Go through the entries and say how many lines contain the string "understand". The number is the whole answer.
--- START ---
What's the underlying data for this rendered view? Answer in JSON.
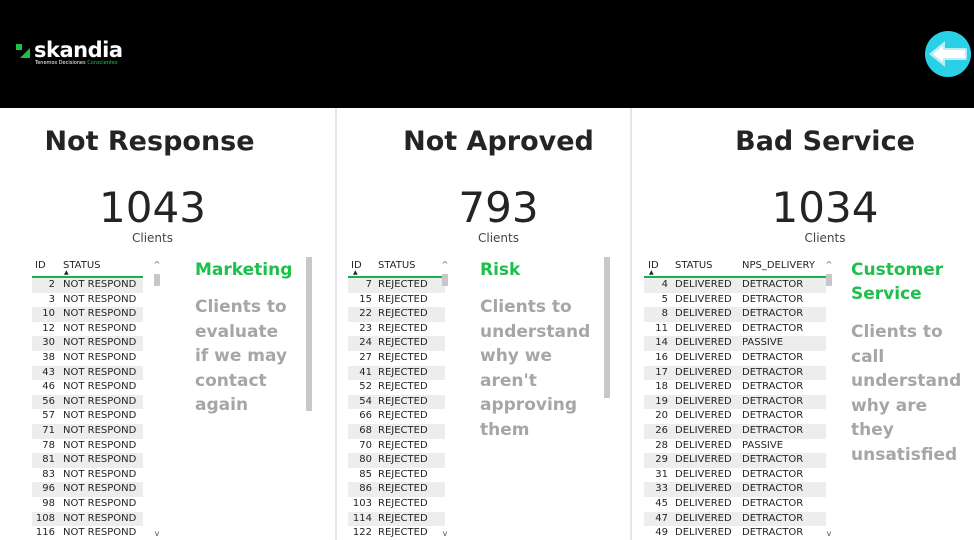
{
  "header": {
    "logo_text": "skandia",
    "logo_tagline": "Tenemos Decisiones",
    "logo_tagline_accent": "Conscientes",
    "back_icon": "arrow-left-icon"
  },
  "panels": [
    {
      "title": "Not Response",
      "kpi_value": "1043",
      "kpi_label": "Clients",
      "columns": [
        "ID",
        "STATUS"
      ],
      "rows": [
        [
          "2",
          "NOT RESPOND"
        ],
        [
          "3",
          "NOT RESPOND"
        ],
        [
          "10",
          "NOT RESPOND"
        ],
        [
          "12",
          "NOT RESPOND"
        ],
        [
          "30",
          "NOT RESPOND"
        ],
        [
          "38",
          "NOT RESPOND"
        ],
        [
          "43",
          "NOT RESPOND"
        ],
        [
          "46",
          "NOT RESPOND"
        ],
        [
          "56",
          "NOT RESPOND"
        ],
        [
          "57",
          "NOT RESPOND"
        ],
        [
          "71",
          "NOT RESPOND"
        ],
        [
          "78",
          "NOT RESPOND"
        ],
        [
          "81",
          "NOT RESPOND"
        ],
        [
          "83",
          "NOT RESPOND"
        ],
        [
          "96",
          "NOT RESPOND"
        ],
        [
          "98",
          "NOT RESPOND"
        ],
        [
          "108",
          "NOT RESPOND"
        ],
        [
          "116",
          "NOT RESPOND"
        ]
      ],
      "desc_title": "Marketing",
      "desc_text": "Clients to evaluate if we may contact again"
    },
    {
      "title": "Not Aproved",
      "kpi_value": "793",
      "kpi_label": "Clients",
      "columns": [
        "ID",
        "STATUS"
      ],
      "rows": [
        [
          "7",
          "REJECTED"
        ],
        [
          "15",
          "REJECTED"
        ],
        [
          "22",
          "REJECTED"
        ],
        [
          "23",
          "REJECTED"
        ],
        [
          "24",
          "REJECTED"
        ],
        [
          "27",
          "REJECTED"
        ],
        [
          "41",
          "REJECTED"
        ],
        [
          "52",
          "REJECTED"
        ],
        [
          "54",
          "REJECTED"
        ],
        [
          "66",
          "REJECTED"
        ],
        [
          "68",
          "REJECTED"
        ],
        [
          "70",
          "REJECTED"
        ],
        [
          "80",
          "REJECTED"
        ],
        [
          "85",
          "REJECTED"
        ],
        [
          "86",
          "REJECTED"
        ],
        [
          "103",
          "REJECTED"
        ],
        [
          "114",
          "REJECTED"
        ],
        [
          "122",
          "REJECTED"
        ]
      ],
      "desc_title": "Risk",
      "desc_text": "Clients to understand why we aren't approving them"
    },
    {
      "title": "Bad Service",
      "kpi_value": "1034",
      "kpi_label": "Clients",
      "columns": [
        "ID",
        "STATUS",
        "NPS_DELIVERY"
      ],
      "rows": [
        [
          "4",
          "DELIVERED",
          "DETRACTOR"
        ],
        [
          "5",
          "DELIVERED",
          "DETRACTOR"
        ],
        [
          "8",
          "DELIVERED",
          "DETRACTOR"
        ],
        [
          "11",
          "DELIVERED",
          "DETRACTOR"
        ],
        [
          "14",
          "DELIVERED",
          "PASSIVE"
        ],
        [
          "16",
          "DELIVERED",
          "DETRACTOR"
        ],
        [
          "17",
          "DELIVERED",
          "DETRACTOR"
        ],
        [
          "18",
          "DELIVERED",
          "DETRACTOR"
        ],
        [
          "19",
          "DELIVERED",
          "DETRACTOR"
        ],
        [
          "20",
          "DELIVERED",
          "DETRACTOR"
        ],
        [
          "26",
          "DELIVERED",
          "DETRACTOR"
        ],
        [
          "28",
          "DELIVERED",
          "PASSIVE"
        ],
        [
          "29",
          "DELIVERED",
          "DETRACTOR"
        ],
        [
          "31",
          "DELIVERED",
          "DETRACTOR"
        ],
        [
          "33",
          "DELIVERED",
          "DETRACTOR"
        ],
        [
          "45",
          "DELIVERED",
          "DETRACTOR"
        ],
        [
          "47",
          "DELIVERED",
          "DETRACTOR"
        ],
        [
          "49",
          "DELIVERED",
          "DETRACTOR"
        ]
      ],
      "desc_title": "Customer Service",
      "desc_text": "Clients to call understand why are they unsatisfied"
    }
  ]
}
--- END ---
◆ **Result for this exercise**: 2